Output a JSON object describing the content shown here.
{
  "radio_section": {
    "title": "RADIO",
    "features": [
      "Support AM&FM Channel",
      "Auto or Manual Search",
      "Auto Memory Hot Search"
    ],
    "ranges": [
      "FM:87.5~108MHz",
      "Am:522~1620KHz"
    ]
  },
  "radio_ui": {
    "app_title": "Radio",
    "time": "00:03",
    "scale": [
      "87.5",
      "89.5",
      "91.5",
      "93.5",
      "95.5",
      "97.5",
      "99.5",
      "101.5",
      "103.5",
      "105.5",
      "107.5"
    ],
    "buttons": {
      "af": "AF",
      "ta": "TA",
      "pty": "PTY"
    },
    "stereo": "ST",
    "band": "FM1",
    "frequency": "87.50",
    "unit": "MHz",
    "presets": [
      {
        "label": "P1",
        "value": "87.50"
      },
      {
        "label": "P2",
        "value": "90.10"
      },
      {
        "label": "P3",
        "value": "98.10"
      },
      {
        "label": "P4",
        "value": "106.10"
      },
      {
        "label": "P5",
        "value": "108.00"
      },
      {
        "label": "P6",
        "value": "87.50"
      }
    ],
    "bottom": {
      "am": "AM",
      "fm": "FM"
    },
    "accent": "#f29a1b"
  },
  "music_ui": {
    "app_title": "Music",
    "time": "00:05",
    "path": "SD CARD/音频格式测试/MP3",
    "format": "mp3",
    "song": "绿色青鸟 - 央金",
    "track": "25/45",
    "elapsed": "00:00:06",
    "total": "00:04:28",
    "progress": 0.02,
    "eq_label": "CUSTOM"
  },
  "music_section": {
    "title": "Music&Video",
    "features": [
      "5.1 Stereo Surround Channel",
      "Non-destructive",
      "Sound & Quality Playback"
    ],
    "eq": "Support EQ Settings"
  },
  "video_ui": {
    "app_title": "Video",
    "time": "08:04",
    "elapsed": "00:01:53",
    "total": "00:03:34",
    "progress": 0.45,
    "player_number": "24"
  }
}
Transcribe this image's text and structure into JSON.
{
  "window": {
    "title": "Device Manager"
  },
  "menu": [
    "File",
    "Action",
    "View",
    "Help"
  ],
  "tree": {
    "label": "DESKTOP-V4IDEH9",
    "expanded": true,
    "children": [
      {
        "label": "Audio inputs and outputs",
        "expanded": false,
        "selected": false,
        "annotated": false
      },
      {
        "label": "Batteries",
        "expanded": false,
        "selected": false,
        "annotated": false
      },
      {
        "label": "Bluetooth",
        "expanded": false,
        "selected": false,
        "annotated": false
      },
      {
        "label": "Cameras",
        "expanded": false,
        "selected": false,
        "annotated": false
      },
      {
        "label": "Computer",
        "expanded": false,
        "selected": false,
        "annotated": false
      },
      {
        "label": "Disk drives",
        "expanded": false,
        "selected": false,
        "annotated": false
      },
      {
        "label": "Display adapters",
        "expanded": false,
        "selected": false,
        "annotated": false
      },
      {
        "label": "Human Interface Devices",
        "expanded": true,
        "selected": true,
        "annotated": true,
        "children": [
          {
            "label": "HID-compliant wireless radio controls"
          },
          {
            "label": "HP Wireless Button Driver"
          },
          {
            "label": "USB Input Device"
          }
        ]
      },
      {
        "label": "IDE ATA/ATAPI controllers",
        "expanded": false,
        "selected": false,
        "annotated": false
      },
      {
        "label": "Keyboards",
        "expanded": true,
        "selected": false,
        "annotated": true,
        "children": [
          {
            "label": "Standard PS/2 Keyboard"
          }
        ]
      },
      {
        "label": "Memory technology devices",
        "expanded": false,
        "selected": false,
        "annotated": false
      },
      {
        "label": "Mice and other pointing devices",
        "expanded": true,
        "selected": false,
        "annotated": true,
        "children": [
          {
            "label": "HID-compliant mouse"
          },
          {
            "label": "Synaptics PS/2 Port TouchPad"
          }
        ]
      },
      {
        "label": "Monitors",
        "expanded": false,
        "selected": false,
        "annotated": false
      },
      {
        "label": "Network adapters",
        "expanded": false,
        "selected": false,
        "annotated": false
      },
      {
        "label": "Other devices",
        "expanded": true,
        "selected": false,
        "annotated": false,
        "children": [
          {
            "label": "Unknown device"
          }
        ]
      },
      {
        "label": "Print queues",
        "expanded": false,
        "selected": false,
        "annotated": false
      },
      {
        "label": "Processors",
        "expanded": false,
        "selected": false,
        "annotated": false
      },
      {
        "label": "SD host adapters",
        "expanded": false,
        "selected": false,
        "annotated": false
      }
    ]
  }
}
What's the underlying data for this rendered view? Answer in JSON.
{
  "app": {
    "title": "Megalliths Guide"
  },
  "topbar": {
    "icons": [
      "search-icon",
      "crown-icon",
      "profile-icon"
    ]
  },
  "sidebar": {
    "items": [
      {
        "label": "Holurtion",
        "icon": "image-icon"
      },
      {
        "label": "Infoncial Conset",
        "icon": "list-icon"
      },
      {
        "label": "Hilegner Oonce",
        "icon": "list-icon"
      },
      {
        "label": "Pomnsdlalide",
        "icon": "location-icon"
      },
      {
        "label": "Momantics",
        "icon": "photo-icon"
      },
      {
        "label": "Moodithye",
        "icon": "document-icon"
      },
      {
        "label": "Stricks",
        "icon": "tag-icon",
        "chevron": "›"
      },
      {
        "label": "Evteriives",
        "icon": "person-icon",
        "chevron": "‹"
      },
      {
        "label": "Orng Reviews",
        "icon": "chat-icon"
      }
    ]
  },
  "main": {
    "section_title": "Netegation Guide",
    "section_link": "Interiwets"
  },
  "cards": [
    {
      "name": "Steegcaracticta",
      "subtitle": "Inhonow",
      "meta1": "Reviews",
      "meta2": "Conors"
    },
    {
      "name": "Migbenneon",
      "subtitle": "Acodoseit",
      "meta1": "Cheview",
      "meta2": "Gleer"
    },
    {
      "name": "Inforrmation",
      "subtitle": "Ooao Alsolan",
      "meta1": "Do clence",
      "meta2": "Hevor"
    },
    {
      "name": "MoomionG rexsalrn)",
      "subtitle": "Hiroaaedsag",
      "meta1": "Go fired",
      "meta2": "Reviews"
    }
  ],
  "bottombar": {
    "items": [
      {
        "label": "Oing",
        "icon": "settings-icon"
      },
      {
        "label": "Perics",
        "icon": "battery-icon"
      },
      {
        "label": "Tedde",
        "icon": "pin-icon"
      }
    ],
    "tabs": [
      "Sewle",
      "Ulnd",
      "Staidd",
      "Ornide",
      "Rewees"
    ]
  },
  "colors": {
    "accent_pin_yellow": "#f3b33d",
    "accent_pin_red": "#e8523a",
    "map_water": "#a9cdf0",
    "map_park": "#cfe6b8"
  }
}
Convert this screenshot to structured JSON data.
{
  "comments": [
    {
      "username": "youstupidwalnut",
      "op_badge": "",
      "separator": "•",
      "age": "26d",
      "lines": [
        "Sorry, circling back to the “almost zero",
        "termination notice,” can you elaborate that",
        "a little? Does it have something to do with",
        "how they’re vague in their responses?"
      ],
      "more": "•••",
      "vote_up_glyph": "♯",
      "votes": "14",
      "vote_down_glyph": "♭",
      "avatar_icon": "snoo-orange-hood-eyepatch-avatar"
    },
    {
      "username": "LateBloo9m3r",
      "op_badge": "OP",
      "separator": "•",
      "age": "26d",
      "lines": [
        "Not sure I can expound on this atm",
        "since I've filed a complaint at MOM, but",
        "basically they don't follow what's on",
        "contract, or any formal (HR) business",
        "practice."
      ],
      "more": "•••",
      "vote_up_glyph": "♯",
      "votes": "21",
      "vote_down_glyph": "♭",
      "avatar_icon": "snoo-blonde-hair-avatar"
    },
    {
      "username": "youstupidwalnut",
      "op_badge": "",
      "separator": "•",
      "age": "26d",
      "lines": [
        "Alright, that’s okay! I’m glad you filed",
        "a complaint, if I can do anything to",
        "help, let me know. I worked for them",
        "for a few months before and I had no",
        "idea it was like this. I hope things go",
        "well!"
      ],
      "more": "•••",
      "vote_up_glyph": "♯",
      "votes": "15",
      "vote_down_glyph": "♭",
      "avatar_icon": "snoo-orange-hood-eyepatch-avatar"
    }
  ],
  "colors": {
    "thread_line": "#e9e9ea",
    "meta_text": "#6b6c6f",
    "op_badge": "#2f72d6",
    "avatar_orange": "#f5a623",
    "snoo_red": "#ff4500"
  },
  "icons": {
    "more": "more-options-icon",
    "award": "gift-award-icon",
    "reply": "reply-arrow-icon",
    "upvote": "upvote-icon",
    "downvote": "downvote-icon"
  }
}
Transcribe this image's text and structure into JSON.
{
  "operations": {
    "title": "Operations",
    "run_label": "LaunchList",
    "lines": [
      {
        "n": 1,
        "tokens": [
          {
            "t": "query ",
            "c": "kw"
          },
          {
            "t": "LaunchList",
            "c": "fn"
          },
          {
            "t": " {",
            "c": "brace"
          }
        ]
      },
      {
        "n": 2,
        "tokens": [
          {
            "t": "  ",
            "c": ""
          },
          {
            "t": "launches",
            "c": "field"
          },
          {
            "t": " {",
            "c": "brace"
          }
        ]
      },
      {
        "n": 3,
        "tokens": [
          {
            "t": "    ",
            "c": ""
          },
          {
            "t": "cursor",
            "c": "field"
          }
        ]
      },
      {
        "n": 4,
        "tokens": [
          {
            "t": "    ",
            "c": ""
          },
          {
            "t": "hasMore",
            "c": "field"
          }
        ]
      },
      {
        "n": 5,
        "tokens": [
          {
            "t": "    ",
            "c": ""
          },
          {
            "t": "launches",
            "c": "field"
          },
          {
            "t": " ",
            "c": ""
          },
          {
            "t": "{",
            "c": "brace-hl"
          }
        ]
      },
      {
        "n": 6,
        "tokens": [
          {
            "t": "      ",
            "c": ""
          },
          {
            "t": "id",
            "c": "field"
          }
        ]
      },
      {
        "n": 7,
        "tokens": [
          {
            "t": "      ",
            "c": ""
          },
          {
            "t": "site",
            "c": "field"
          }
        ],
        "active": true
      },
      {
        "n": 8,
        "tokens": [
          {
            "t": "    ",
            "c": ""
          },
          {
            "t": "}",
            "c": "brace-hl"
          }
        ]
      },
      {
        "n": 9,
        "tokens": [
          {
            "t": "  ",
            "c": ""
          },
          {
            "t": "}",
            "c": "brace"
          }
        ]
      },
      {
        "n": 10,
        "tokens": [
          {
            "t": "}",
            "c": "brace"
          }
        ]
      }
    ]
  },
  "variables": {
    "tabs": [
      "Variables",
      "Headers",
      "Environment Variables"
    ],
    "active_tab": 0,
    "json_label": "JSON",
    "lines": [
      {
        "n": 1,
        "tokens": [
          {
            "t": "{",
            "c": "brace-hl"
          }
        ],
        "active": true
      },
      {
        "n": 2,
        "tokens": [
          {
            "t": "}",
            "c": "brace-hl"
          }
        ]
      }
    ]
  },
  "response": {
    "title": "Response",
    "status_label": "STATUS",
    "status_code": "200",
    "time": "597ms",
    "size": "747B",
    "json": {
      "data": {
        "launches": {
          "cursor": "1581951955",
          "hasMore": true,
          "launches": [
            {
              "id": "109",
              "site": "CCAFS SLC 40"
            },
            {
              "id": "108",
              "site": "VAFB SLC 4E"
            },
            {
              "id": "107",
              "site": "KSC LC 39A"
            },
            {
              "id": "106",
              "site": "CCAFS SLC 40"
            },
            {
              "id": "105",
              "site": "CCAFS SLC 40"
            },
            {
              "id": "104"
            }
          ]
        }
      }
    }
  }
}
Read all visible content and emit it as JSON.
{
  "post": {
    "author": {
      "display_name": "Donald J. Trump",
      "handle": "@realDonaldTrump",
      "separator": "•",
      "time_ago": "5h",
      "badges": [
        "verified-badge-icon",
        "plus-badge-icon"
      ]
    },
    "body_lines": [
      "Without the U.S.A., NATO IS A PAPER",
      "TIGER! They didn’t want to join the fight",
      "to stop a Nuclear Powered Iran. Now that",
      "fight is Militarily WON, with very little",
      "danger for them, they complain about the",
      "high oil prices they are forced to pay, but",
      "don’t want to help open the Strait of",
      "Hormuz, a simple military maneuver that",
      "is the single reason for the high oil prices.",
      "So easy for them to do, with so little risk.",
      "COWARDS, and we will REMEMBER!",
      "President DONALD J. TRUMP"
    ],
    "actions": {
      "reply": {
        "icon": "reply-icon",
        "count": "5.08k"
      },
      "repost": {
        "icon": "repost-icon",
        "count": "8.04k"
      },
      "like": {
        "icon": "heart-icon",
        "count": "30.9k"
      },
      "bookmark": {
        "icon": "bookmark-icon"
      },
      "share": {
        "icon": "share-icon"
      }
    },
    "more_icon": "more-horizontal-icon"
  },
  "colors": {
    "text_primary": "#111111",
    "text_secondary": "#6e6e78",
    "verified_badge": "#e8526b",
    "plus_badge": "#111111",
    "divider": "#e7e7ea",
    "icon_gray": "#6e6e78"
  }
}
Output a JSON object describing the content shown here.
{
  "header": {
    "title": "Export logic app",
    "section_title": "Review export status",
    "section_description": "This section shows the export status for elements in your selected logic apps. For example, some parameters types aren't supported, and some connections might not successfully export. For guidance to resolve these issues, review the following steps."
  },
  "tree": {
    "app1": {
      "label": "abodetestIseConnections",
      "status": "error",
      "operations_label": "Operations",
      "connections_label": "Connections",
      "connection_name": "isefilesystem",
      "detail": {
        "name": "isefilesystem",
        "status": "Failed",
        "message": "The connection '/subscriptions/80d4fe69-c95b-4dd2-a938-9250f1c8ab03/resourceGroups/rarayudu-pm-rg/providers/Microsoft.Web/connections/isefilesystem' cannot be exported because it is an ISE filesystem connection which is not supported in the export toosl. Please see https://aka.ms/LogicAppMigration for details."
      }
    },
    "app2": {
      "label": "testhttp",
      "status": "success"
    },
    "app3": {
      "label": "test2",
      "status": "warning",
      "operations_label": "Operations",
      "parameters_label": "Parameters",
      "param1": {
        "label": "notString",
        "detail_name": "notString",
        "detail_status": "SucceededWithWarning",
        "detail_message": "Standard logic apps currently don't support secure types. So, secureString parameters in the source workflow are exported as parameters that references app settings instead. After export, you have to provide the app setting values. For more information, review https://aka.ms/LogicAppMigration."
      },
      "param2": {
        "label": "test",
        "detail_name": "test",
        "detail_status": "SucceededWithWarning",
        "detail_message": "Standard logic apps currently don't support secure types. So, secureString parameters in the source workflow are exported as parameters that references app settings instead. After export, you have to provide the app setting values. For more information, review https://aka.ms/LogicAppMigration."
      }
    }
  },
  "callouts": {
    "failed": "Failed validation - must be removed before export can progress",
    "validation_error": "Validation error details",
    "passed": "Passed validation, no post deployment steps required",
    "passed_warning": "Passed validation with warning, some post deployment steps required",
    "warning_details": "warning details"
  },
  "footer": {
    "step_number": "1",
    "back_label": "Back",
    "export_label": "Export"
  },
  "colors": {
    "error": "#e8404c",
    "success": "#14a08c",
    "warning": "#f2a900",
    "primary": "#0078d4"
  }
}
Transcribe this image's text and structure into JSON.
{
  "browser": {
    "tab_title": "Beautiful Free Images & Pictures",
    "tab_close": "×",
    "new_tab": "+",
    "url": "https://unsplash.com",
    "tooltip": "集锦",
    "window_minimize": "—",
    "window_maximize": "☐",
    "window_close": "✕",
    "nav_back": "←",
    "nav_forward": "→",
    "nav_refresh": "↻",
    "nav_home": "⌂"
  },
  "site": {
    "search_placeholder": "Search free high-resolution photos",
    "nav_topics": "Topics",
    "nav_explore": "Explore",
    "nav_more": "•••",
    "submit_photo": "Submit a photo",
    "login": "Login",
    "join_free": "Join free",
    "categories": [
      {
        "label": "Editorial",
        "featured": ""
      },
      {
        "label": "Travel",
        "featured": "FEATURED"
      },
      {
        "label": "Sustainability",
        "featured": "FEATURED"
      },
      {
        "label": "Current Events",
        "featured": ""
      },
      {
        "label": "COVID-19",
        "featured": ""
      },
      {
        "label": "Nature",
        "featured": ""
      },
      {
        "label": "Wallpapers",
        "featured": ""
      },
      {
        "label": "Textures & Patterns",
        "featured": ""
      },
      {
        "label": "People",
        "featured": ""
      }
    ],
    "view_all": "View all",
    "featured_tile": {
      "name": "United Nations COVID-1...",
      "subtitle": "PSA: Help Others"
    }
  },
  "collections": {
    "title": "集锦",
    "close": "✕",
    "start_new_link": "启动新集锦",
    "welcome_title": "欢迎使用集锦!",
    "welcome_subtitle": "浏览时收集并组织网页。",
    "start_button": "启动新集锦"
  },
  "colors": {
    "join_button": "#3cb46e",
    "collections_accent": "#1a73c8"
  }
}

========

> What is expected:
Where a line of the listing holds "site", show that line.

> Solution to this exercise:
            "t": "site",
              "site": "CCAFS SLC 40"
              "site": "VAFB SLC 4E"
              "site": "KSC LC 39A"
              "site": "CCAFS SLC 40"
              "site": "CCAFS SLC 40"
  "site": {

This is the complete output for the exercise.